Each Monday at each L’Abri branch across the globe is set apart for prayer. Normally at Swiss L’Abri we take a few hours after breakfast: the workers rotate hosting the prayer morning, beginning our time together by reading a chapter or two from a book which sometimes concerns prayer, but not always. This reading is to encourage reflection and often shows up in my prayers later that afternoon. After the reading, we present our requests to one another and then pray for one another, for our families at home, for the needs of L’Abri, for the church, and for the world. Lunch discussions on Mondays often revolve around prayer: What is prayer; what does it consist of? Does it work? How do we pray? Why do we pray? Shouldn’t we pray for more ‘spiritual’ matters than physical concerns? How does one’s view of God’s providence affect how we pray?
This past Monday we had a special day of prayer and fasting because our financial situation has been desperate all summer. We went through the morning almost as usual, then we cancelled all morning work crews, fasted lunch, and reconvened at quarter to four to close in prayer together. The morning went really well for me; it was eye-opening; it felt productive, though that word doesn’t posses the right feeling because my prayer and study was more listening than doing, if that makes any sense.

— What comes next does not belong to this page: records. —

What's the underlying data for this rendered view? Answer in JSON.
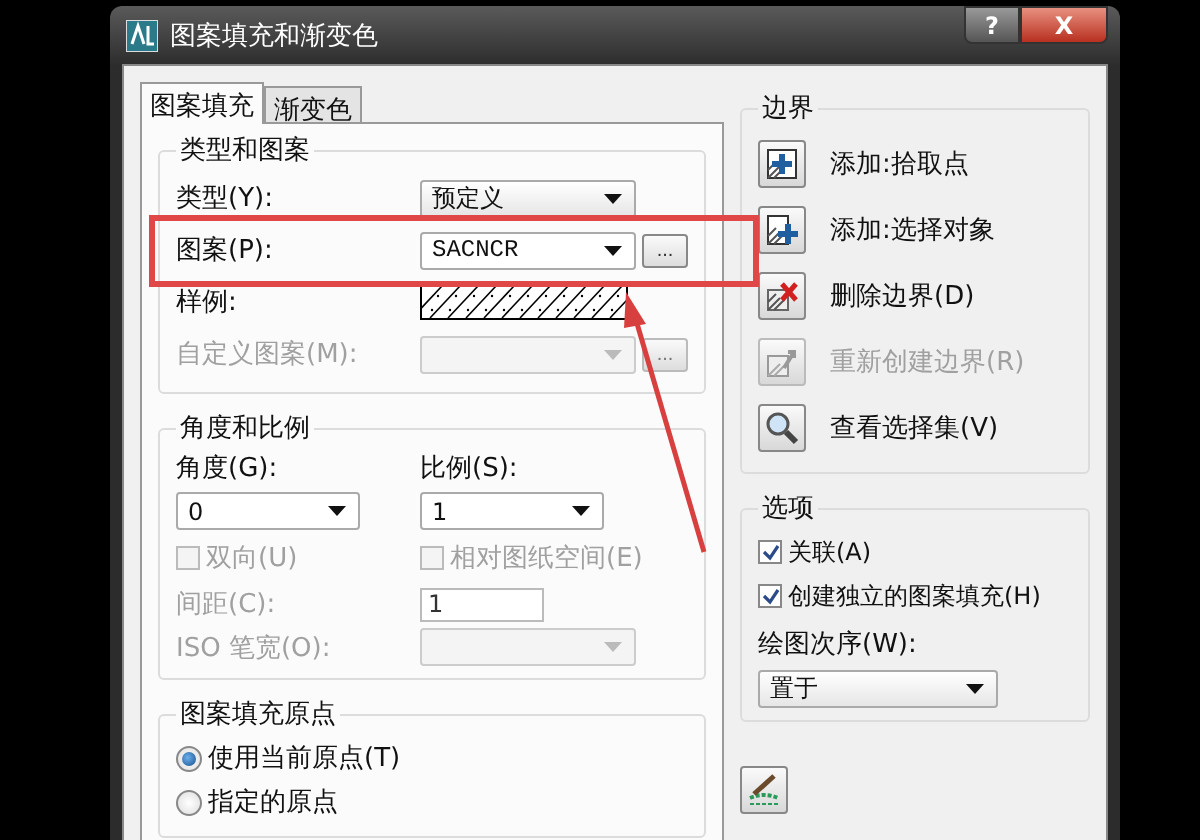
{
  "window": {
    "title": "图案填充和渐变色",
    "buttons": [
      {
        "kind": "help",
        "label": "?"
      },
      {
        "kind": "close",
        "label": "X"
      }
    ]
  },
  "tabs": [
    {
      "label": "图案填充",
      "selected": true
    },
    {
      "label": "渐变色",
      "selected": false
    }
  ],
  "type_and_pattern": {
    "title": "类型和图案",
    "rows": [
      {
        "kind": "combo",
        "label": "类型(Y):",
        "value": "预定义",
        "disabled": false
      },
      {
        "kind": "combo",
        "label": "图案(P):",
        "value": "SACNCR",
        "disabled": false,
        "browse": "..."
      },
      {
        "kind": "swatch",
        "label": "样例:",
        "disabled": false
      },
      {
        "kind": "combo",
        "label": "自定义图案(M):",
        "disabled": true,
        "browse": "..."
      }
    ]
  },
  "angle_and_scale": {
    "title": "角度和比例",
    "angle": {
      "label": "角度(G):",
      "value": "0"
    },
    "scale": {
      "label": "比例(S):",
      "value": "1"
    },
    "checks": [
      {
        "label": "双向(U)",
        "checked": false,
        "disabled": true
      },
      {
        "label": "相对图纸空间(E)",
        "checked": false,
        "disabled": true
      }
    ],
    "spacing": {
      "label": "间距(C):",
      "value": "1",
      "disabled": true
    },
    "iso_pen_width": {
      "label": "ISO 笔宽(O):",
      "disabled": true
    }
  },
  "hatch_origin": {
    "title": "图案填充原点",
    "radios": [
      {
        "label": "使用当前原点(T)",
        "selected": true
      },
      {
        "label": "指定的原点",
        "selected": false
      }
    ]
  },
  "boundaries": {
    "title": "边界",
    "buttons": [
      {
        "kind": "pick",
        "label": "添加:拾取点",
        "disabled": false
      },
      {
        "kind": "select",
        "label": "添加:选择对象",
        "disabled": false
      },
      {
        "kind": "remove",
        "label": "删除边界(D)",
        "disabled": false
      },
      {
        "kind": "recreate",
        "label": "重新创建边界(R)",
        "disabled": true
      },
      {
        "kind": "view",
        "label": "查看选择集(V)",
        "disabled": false
      }
    ]
  },
  "options": {
    "title": "选项",
    "checks": [
      {
        "label": "关联(A)",
        "checked": true
      },
      {
        "label": "创建独立的图案填充(H)",
        "checked": true
      }
    ],
    "draw_order": {
      "label": "绘图次序(W):",
      "value": "置于"
    }
  },
  "inherit_button": {
    "kind": "inherit"
  }
}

It was cool to intersperse prayer with study because what I was reading would sneak its way into my prayers, particularly into my confession. From what I could tell, the morning went this way for much of the community also.
L’Abri has, from the beginning, chosen this manner of dependence for her financial needs, and functions on a month-to-month basis. With the money that comes in, we pay our bills first, and then the workers’ salaries, which means some months the staff take pay-cuts, some months they don’t get paid at all. From what I gather, this summer has been one of those seasons of pay-cuts and wageless months. Our donations come almost entirely in US dollars, and as you all are no doubt well aware, the dollar isn’t fairing too well and continues to decline. What that means for us is that when a donor gives the same dollar amount each month, let’s say $50, the buying power of that $50 is weaker; the bill we once could pay in full with a favorable exchange rate, we can no longer pay in full, eventhough the gift is quite possibly a more strenuous sacrifice for the donor than it once was. Everything in Switzerland is expensive, and with 40-plus people constantly living in one community, energy bills are outrageous though we strive to be conscientious conservers. I say all this to say, when you think about me, think about L’Abri; when you pray for me, pray for L’Abri, on Mondays and any day.